About this task:
Output the records below in full, word for word; pictures do not belong in it.
-- Material to process follows --
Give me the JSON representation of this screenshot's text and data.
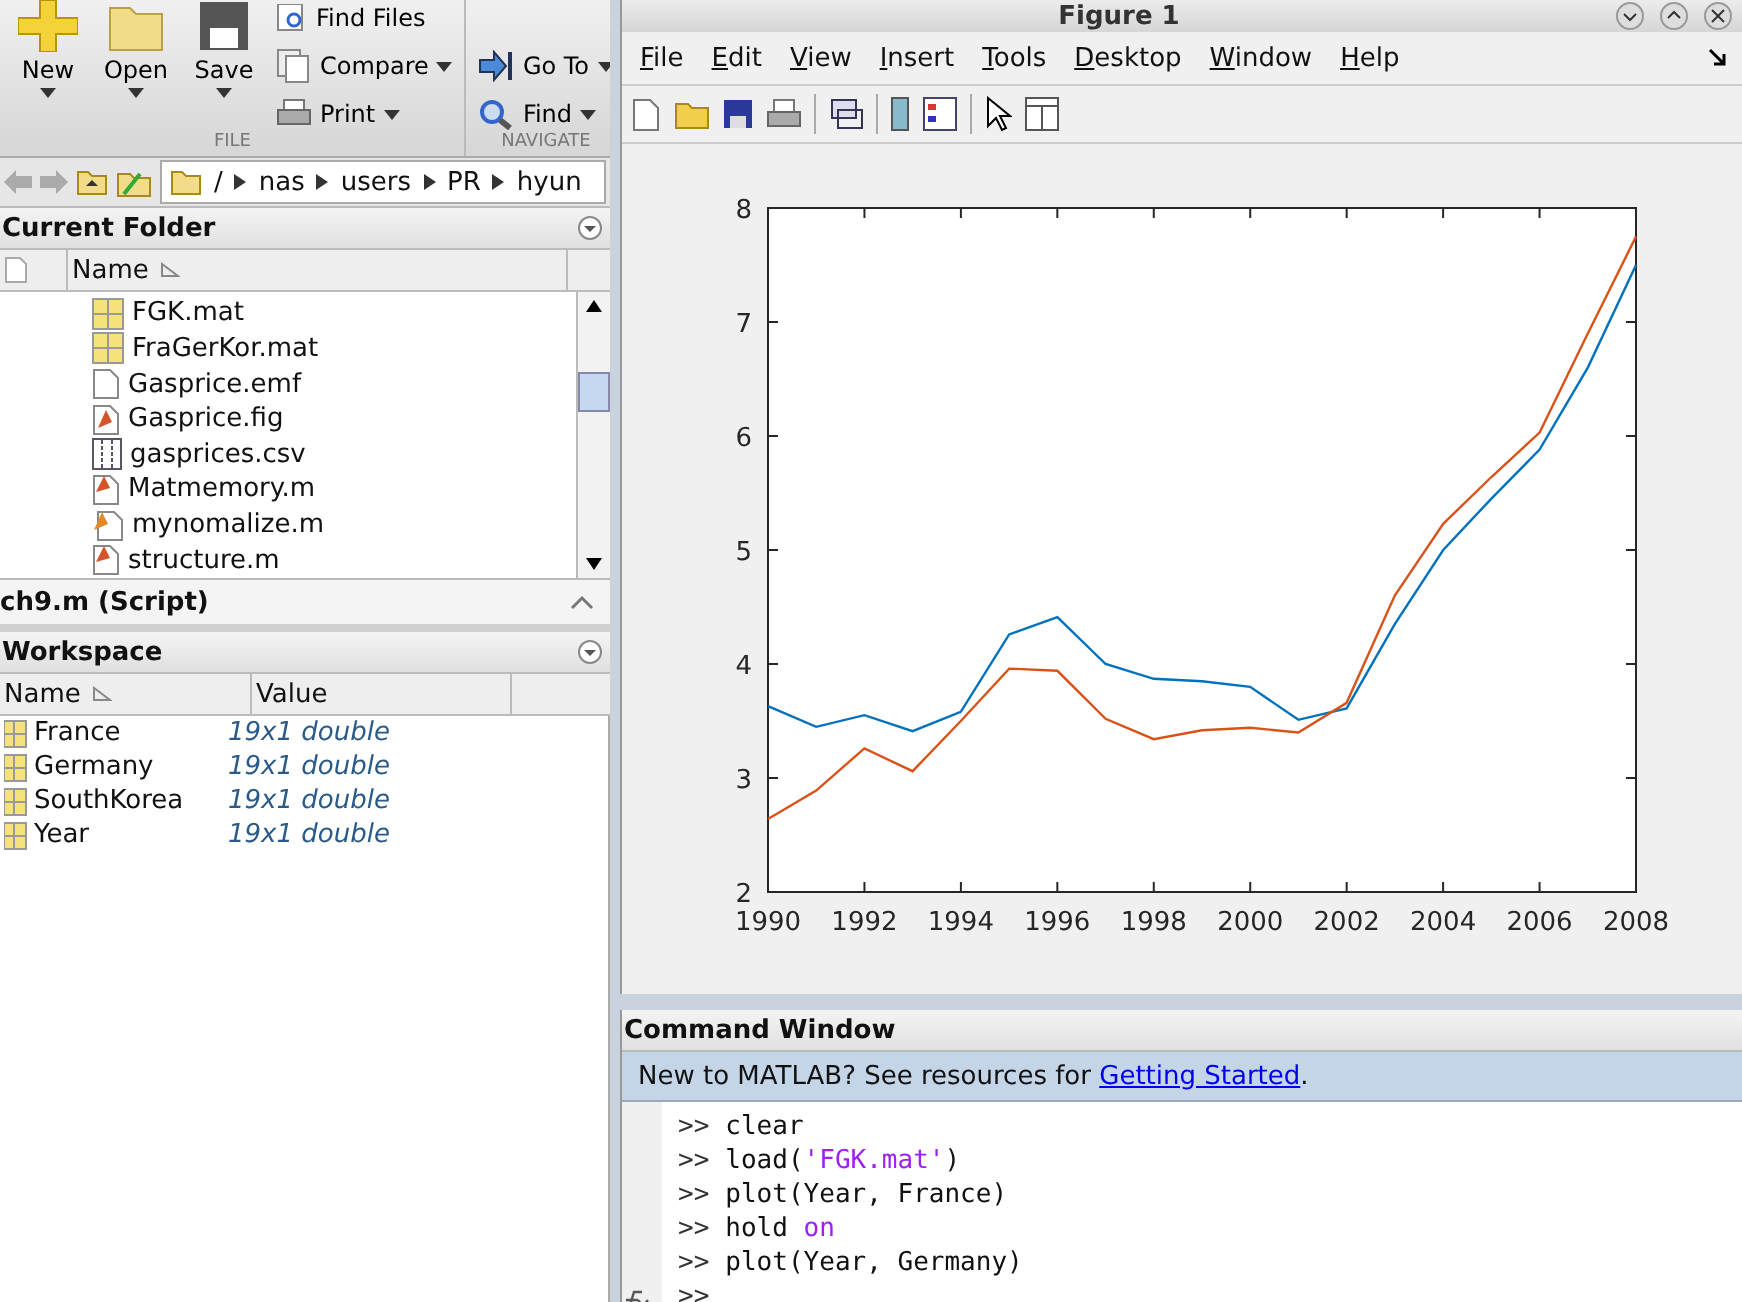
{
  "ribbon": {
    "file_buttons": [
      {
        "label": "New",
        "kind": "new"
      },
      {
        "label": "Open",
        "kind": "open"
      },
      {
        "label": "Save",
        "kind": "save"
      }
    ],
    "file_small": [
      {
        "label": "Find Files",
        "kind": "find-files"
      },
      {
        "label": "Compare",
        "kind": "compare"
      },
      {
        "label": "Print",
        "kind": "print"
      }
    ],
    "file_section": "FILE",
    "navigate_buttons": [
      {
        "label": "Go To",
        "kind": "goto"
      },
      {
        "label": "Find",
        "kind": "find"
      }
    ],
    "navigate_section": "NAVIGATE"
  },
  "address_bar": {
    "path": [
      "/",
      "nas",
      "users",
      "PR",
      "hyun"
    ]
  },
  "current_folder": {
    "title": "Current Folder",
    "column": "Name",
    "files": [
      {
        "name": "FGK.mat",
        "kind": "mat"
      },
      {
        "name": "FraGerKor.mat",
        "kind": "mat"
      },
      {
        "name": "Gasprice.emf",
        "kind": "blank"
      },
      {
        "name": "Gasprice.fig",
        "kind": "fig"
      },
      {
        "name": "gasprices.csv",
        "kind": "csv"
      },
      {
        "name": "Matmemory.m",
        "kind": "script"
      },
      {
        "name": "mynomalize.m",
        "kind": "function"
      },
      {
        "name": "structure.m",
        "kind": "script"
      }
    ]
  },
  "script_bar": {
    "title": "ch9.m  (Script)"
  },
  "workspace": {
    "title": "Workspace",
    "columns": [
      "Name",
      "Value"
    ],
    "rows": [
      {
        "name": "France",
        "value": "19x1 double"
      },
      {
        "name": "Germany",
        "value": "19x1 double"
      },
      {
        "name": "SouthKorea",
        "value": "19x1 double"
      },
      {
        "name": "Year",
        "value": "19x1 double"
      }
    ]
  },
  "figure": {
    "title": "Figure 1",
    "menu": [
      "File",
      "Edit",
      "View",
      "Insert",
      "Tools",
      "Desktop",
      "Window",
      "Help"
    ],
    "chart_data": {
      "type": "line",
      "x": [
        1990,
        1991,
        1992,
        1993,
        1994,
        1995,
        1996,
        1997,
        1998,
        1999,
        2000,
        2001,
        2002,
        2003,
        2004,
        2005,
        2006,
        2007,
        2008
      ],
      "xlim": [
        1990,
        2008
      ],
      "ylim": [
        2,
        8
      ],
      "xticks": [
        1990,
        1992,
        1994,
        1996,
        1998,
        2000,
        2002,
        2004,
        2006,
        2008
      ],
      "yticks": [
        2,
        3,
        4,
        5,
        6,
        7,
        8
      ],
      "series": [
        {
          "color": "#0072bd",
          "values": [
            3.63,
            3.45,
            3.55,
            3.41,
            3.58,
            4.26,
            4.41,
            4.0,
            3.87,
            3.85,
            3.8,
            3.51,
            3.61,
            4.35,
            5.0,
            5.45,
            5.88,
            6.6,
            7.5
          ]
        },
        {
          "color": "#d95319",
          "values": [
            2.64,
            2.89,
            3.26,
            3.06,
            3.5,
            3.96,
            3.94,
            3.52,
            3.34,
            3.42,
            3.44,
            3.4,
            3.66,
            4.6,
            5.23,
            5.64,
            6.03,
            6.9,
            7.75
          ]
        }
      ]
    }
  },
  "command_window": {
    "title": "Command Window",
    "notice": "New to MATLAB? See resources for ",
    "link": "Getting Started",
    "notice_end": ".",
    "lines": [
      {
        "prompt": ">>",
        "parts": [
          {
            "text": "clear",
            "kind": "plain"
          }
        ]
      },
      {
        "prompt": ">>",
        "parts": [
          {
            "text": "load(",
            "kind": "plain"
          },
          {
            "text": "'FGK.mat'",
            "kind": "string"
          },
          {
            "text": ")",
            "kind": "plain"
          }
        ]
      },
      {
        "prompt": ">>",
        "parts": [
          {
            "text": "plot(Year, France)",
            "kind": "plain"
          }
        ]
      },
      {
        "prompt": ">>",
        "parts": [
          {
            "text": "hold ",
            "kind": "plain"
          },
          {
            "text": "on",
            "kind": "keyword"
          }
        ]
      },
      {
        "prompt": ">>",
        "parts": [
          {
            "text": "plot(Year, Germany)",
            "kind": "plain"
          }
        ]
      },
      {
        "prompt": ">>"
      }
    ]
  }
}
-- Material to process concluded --
Answer box:
Give me the JSON representation of this screenshot's text and data.
{
  "ribbon": {
    "file_buttons": [
      {
        "label": "New",
        "kind": "new"
      },
      {
        "label": "Open",
        "kind": "open"
      },
      {
        "label": "Save",
        "kind": "save"
      }
    ],
    "file_small": [
      {
        "label": "Find Files",
        "kind": "find-files"
      },
      {
        "label": "Compare",
        "kind": "compare"
      },
      {
        "label": "Print",
        "kind": "print"
      }
    ],
    "file_section": "FILE",
    "navigate_buttons": [
      {
        "label": "Go To",
        "kind": "goto"
      },
      {
        "label": "Find",
        "kind": "find"
      }
    ],
    "navigate_section": "NAVIGATE"
  },
  "address_bar": {
    "path": [
      "/",
      "nas",
      "users",
      "PR",
      "hyun"
    ]
  },
  "current_folder": {
    "title": "Current Folder",
    "column": "Name",
    "files": [
      {
        "name": "FGK.mat",
        "kind": "mat"
      },
      {
        "name": "FraGerKor.mat",
        "kind": "mat"
      },
      {
        "name": "Gasprice.emf",
        "kind": "blank"
      },
      {
        "name": "Gasprice.fig",
        "kind": "fig"
      },
      {
        "name": "gasprices.csv",
        "kind": "csv"
      },
      {
        "name": "Matmemory.m",
        "kind": "script"
      },
      {
        "name": "mynomalize.m",
        "kind": "function"
      },
      {
        "name": "structure.m",
        "kind": "script"
      }
    ]
  },
  "script_bar": {
    "title": "ch9.m  (Script)"
  },
  "workspace": {
    "title": "Workspace",
    "columns": [
      "Name",
      "Value"
    ],
    "rows": [
      {
        "name": "France",
        "value": "19x1 double"
      },
      {
        "name": "Germany",
        "value": "19x1 double"
      },
      {
        "name": "SouthKorea",
        "value": "19x1 double"
      },
      {
        "name": "Year",
        "value": "19x1 double"
      }
    ]
  },
  "figure": {
    "title": "Figure 1",
    "menu": [
      "File",
      "Edit",
      "View",
      "Insert",
      "Tools",
      "Desktop",
      "Window",
      "Help"
    ],
    "chart_data": {
      "type": "line",
      "x": [
        1990,
        1991,
        1992,
        1993,
        1994,
        1995,
        1996,
        1997,
        1998,
        1999,
        2000,
        2001,
        2002,
        2003,
        2004,
        2005,
        2006,
        2007,
        2008
      ],
      "xlim": [
        1990,
        2008
      ],
      "ylim": [
        2,
        8
      ],
      "xticks": [
        1990,
        1992,
        1994,
        1996,
        1998,
        2000,
        2002,
        2004,
        2006,
        2008
      ],
      "yticks": [
        2,
        3,
        4,
        5,
        6,
        7,
        8
      ],
      "series": [
        {
          "color": "#0072bd",
          "values": [
            3.63,
            3.45,
            3.55,
            3.41,
            3.58,
            4.26,
            4.41,
            4.0,
            3.87,
            3.85,
            3.8,
            3.51,
            3.61,
            4.35,
            5.0,
            5.45,
            5.88,
            6.6,
            7.5
          ]
        },
        {
          "color": "#d95319",
          "values": [
            2.64,
            2.89,
            3.26,
            3.06,
            3.5,
            3.96,
            3.94,
            3.52,
            3.34,
            3.42,
            3.44,
            3.4,
            3.66,
            4.6,
            5.23,
            5.64,
            6.03,
            6.9,
            7.75
          ]
        }
      ]
    }
  },
  "command_window": {
    "title": "Command Window",
    "notice": "New to MATLAB? See resources for ",
    "link": "Getting Started",
    "notice_end": ".",
    "lines": [
      {
        "prompt": ">>",
        "parts": [
          {
            "text": "clear",
            "kind": "plain"
          }
        ]
      },
      {
        "prompt": ">>",
        "parts": [
          {
            "text": "load(",
            "kind": "plain"
          },
          {
            "text": "'FGK.mat'",
            "kind": "string"
          },
          {
            "text": ")",
            "kind": "plain"
          }
        ]
      },
      {
        "prompt": ">>",
        "parts": [
          {
            "text": "plot(Year, France)",
            "kind": "plain"
          }
        ]
      },
      {
        "prompt": ">>",
        "parts": [
          {
            "text": "hold ",
            "kind": "plain"
          },
          {
            "text": "on",
            "kind": "keyword"
          }
        ]
      },
      {
        "prompt": ">>",
        "parts": [
          {
            "text": "plot(Year, Germany)",
            "kind": "plain"
          }
        ]
      },
      {
        "prompt": ">>"
      }
    ]
  }
}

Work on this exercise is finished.